Former Gov. Jim McGreevey and U.S. Attorney Paul Fishman will sit on a panel discussing the topic of how to help those leaving jail, an issue that affects 10,000 people just at state prisons each year — with four in 10 likely to return.

The challenges are enormous: high rates of addiction, low levels of formal education, a dearth of job training, and neighborhoods already wanting for jobs. The existing support systems are an alphabet soup of programs, leading to at best an expensive patchwork of services.

McGreevey has been outspoken on the topic in recent years, as he has reemerged in the public light since he resigned his office in 2004. The former governor has been especially noted — and at times controversial — for a program he helped start in Jersey City.

Fishman is maybe best known these days for investigating the Bridgegate scandal involving Gov. Chris Christie, staff, and confidantes, but he too has been a supporter of reentry programs from his federal post. Included is a unique program offering one-on-one engagement with those leaving federal prison.

Also joining them will be former Trenton Mayor Douglas Palmer, who was an early voice on the issue. He will address the need for developing solutions and strategies for cities.

Moderating the panel will be Lilo Stainton, a frequent writer for NJ Spotlight and formerly press secretary to former Gov. Jon Corzine and a staff writer for Gannett newspapers.

Meanwhile, preparations continue for Friday’s NJ Spotlight on Cities, which will be held at New Jersey Performing Arts Center and will include a host of speakers.

Beyond just this panel, we’re excited about Friday’s NJ Spotlight on Cities, and we
are soliciting questions that you want answered from panelists and others about the state and fate of our cities. The conference is focusing on education, economic development, and quality of life, but we are open to all inquiries and hope to include them throughout the day and into the future.
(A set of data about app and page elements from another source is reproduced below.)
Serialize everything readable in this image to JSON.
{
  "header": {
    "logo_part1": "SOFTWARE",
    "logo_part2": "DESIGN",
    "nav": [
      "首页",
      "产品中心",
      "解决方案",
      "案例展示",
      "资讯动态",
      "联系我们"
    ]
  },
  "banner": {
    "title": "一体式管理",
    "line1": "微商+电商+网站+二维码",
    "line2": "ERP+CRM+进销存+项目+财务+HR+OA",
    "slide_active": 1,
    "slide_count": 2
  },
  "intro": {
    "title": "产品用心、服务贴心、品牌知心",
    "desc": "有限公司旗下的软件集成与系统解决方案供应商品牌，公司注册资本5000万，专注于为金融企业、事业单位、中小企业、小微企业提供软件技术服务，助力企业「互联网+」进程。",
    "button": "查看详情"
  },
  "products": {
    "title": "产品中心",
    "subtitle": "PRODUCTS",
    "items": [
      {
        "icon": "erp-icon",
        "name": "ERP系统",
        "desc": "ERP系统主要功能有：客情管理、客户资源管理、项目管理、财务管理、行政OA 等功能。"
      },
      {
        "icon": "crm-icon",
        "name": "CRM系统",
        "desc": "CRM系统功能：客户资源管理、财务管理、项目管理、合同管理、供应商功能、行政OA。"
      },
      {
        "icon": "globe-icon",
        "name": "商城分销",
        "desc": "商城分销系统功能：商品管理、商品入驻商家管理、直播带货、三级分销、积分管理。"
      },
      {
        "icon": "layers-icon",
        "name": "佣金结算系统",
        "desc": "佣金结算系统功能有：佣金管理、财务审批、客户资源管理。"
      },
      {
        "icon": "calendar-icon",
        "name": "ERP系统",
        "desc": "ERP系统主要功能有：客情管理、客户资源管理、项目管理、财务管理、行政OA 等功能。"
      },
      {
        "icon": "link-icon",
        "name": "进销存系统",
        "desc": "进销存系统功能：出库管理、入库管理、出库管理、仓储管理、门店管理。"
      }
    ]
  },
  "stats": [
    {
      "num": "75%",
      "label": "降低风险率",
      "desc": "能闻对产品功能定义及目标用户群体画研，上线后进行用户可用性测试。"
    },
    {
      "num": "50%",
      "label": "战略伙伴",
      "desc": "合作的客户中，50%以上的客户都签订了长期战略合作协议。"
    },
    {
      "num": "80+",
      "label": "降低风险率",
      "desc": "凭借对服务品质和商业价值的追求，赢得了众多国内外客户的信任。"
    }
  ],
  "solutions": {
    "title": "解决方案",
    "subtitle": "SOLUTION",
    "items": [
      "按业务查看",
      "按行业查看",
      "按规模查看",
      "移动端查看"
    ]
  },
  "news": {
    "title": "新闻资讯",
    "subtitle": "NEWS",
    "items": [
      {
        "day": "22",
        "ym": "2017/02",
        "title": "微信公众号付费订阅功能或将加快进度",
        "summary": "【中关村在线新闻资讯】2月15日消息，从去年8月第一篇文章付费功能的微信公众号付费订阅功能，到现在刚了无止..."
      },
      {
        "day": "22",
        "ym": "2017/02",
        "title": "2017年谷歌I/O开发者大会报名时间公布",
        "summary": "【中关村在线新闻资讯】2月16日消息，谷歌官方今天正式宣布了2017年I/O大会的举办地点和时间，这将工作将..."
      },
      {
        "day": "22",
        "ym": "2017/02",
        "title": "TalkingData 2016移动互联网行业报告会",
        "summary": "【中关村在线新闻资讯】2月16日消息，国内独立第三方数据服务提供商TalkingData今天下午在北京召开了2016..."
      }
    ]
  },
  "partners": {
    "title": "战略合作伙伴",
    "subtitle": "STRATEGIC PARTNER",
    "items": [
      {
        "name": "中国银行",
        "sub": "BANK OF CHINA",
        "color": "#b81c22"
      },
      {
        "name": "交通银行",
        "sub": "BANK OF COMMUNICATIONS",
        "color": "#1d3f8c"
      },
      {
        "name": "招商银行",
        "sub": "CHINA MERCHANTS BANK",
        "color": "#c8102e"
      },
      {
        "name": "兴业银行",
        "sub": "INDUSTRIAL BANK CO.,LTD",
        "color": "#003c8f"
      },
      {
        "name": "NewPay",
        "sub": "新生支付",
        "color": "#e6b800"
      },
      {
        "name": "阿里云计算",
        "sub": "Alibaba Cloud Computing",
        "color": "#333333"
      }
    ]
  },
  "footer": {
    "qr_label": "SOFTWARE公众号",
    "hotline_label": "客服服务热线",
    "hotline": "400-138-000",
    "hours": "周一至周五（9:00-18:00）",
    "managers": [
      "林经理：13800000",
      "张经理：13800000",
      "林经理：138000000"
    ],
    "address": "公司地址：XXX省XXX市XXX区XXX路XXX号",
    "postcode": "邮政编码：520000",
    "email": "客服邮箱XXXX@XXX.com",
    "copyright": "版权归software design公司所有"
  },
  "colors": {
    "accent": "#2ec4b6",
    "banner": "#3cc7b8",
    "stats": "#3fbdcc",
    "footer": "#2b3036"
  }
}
Feel free to post questions or comments at the end of this article, or write to us at oncities@njspotlight.com.